Sticky Reputations focuses on reputational entrepreneurs and support groups shaping how we think of important figures, within a crucial period in American history - from the 1930s through the 1950s. Why are certain figures such as Adolf Hitler, Joe McCarthy, and Martin Luther King cemented into history unable to be challenged without reputational cost to the proposer of the alternative perspective? Why are the reputations of other political actors such as Harry Truman highly variable and changeable? Why, in the 1930s, was it widely believed that American Jews were linked to the Communist Party of America but by the 1950s this belief had largely vanished and was not longer a part of legitimate public discourse? This short, accessible book is ideal for use in undergraduate teaching in social movements, collective memory studies, political sociology, sociological social psychology, and other related courses.
Gary Alan Fine is the John Evans Professor of Sociology at Northwestern University. During 2010-2011 he was a John Simon Guggenheim Fellow and fellow at the Center for Advanced Study in the Behavioral Sciences. He is also the author of Difficult Reputations: Collective Memories of the Evil, Inept, and Controversial.

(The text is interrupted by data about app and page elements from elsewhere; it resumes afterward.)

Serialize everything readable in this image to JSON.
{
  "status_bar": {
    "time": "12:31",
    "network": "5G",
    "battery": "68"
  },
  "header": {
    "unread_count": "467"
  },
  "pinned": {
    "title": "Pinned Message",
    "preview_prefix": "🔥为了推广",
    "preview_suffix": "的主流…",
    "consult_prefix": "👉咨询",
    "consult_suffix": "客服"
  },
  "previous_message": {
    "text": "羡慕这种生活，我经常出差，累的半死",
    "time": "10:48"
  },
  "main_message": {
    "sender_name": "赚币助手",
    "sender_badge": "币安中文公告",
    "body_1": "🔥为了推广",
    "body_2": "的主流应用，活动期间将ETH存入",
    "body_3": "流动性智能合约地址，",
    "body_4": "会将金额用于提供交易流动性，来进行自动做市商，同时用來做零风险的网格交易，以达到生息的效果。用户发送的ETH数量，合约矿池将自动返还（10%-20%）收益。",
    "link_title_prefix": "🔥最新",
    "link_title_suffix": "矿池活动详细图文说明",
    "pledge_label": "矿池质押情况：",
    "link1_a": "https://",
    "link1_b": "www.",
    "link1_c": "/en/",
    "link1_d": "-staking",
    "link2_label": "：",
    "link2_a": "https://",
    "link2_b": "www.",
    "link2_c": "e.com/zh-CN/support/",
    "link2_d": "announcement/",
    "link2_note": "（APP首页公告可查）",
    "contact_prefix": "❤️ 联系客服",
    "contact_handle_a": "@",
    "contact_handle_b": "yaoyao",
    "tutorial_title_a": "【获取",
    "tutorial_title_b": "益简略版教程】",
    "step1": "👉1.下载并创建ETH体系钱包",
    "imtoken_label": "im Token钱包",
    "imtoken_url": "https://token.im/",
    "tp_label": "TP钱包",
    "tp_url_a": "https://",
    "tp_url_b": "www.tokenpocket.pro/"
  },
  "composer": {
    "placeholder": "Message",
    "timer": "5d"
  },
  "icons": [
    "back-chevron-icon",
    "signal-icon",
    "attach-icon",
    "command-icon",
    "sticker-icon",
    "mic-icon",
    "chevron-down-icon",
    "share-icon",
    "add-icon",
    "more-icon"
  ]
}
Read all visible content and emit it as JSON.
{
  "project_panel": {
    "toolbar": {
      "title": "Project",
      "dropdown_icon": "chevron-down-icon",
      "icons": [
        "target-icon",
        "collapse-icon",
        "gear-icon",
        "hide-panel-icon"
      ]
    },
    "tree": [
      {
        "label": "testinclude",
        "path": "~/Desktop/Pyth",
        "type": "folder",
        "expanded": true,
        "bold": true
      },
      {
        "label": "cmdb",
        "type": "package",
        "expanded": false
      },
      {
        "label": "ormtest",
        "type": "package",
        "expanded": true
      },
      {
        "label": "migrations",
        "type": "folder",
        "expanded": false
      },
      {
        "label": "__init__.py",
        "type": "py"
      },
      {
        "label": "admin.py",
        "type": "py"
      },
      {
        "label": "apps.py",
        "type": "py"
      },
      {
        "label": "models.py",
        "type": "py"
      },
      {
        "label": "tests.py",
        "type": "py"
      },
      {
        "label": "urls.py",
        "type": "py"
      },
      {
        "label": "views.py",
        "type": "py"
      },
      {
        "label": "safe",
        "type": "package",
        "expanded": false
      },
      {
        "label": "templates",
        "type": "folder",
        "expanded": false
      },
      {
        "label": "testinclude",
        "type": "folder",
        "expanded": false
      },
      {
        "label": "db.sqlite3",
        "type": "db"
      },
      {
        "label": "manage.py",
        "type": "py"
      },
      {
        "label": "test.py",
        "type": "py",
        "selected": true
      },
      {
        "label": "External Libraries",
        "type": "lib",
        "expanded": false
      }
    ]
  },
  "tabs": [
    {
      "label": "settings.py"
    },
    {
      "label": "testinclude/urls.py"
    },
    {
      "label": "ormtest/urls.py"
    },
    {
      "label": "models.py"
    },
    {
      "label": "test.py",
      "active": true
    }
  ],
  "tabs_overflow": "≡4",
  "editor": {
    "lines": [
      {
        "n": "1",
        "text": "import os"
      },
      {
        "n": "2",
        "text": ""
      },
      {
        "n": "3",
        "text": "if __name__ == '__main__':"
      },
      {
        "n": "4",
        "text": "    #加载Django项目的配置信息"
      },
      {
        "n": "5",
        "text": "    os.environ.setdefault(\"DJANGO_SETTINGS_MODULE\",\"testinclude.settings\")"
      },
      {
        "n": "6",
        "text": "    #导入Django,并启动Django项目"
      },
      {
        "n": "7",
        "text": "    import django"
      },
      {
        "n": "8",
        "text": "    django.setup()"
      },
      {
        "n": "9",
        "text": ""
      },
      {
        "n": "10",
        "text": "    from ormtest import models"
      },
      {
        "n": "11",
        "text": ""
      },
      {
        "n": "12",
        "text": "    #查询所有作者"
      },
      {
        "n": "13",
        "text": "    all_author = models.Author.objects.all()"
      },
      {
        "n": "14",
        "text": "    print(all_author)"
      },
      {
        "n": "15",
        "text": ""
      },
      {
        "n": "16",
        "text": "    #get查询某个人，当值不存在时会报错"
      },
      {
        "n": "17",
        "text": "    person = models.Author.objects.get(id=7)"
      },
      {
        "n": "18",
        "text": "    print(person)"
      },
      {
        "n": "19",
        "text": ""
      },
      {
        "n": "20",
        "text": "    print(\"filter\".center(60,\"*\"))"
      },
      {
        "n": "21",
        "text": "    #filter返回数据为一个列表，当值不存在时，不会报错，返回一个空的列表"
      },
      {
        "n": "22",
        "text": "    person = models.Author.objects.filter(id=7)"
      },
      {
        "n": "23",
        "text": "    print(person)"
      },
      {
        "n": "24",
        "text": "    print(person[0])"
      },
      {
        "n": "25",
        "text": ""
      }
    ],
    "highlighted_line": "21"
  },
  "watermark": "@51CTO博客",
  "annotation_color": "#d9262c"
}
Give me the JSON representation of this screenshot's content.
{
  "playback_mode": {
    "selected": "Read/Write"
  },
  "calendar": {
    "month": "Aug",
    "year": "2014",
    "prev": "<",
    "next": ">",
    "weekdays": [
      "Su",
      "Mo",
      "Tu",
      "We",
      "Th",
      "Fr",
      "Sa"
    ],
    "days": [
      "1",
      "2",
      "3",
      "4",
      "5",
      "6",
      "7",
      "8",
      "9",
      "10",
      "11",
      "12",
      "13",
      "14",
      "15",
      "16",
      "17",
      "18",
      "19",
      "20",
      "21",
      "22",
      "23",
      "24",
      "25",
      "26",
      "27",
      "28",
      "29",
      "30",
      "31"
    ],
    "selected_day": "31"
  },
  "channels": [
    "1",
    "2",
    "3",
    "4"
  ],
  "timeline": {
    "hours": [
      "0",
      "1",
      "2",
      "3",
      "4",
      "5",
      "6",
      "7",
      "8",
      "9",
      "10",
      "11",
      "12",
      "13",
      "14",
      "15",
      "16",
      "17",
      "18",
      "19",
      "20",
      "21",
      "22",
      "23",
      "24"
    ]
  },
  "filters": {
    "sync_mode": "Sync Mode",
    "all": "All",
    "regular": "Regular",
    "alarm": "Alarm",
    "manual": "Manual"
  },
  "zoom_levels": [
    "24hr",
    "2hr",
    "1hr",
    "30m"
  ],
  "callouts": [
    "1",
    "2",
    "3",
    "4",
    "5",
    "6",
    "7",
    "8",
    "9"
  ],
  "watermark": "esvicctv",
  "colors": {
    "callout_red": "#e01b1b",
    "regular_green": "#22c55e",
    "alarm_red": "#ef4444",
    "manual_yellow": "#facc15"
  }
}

Introduction 1. The Chaining of Social Problems: Solutions and Unintended Consequences in the Age of Betrayal 2. The Cultural Frameworks of Prejudice: Reputational Images and the Postwar Disjuncture of Jews and Communism 3. Erasing the Brown Scare: Referential Afterlife and the Power of Memory Templates 4. The Construction of Historical Equivalence: Weighing the Red and Brown Scares 5. Romancing the Red: Pete Seeger and the Purification of Difficult Reputations 6. Notorious Support: The America First Committee and the Personalization of Policy 7. An Isolationist Blacklist?: Lillian Gish and the America First Committee 8. Honest Brokers: The Politics of Expertise in the Who Lost China Debate 9. Sticky Reputations: Adolf Hitler and the Stigma of Memory Work